Input section start
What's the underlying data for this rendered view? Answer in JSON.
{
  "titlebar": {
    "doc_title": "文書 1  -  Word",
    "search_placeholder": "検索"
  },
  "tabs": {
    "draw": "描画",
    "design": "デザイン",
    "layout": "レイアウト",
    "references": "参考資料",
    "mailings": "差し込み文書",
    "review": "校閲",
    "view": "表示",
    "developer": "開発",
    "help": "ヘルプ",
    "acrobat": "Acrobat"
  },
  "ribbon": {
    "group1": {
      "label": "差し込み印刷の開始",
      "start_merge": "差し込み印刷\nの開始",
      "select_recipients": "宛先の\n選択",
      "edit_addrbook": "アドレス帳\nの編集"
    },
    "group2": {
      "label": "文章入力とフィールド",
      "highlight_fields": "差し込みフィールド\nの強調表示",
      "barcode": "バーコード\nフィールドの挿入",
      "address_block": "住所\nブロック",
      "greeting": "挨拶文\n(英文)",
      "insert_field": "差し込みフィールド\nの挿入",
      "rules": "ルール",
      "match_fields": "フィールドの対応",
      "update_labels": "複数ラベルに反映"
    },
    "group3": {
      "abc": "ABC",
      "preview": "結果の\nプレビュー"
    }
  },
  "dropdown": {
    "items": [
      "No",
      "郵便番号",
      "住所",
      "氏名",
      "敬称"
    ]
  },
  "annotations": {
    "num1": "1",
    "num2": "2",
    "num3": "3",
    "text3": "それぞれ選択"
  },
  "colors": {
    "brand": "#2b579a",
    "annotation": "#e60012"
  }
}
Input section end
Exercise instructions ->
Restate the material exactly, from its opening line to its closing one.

Task output ->
What's the underlying data for this rendered view? Answer in JSON.
{
  "titlebar": {
    "doc_title": "文書 1  -  Word",
    "search_placeholder": "検索"
  },
  "tabs": {
    "draw": "描画",
    "design": "デザイン",
    "layout": "レイアウト",
    "references": "参考資料",
    "mailings": "差し込み文書",
    "review": "校閲",
    "view": "表示",
    "developer": "開発",
    "help": "ヘルプ",
    "acrobat": "Acrobat"
  },
  "ribbon": {
    "group1": {
      "label": "差し込み印刷の開始",
      "start_merge": "差し込み印刷\nの開始",
      "select_recipients": "宛先の\n選択",
      "edit_addrbook": "アドレス帳\nの編集"
    },
    "group2": {
      "label": "文章入力とフィールド",
      "highlight_fields": "差し込みフィールド\nの強調表示",
      "barcode": "バーコード\nフィールドの挿入",
      "address_block": "住所\nブロック",
      "greeting": "挨拶文\n(英文)",
      "insert_field": "差し込みフィールド\nの挿入",
      "rules": "ルール",
      "match_fields": "フィールドの対応",
      "update_labels": "複数ラベルに反映"
    },
    "group3": {
      "abc": "ABC",
      "preview": "結果の\nプレビュー"
    }
  },
  "dropdown": {
    "items": [
      "No",
      "郵便番号",
      "住所",
      "氏名",
      "敬称"
    ]
  },
  "annotations": {
    "num1": "1",
    "num2": "2",
    "num3": "3",
    "text3": "それぞれ選択"
  },
  "colors": {
    "brand": "#2b579a",
    "annotation": "#e60012"
  }
}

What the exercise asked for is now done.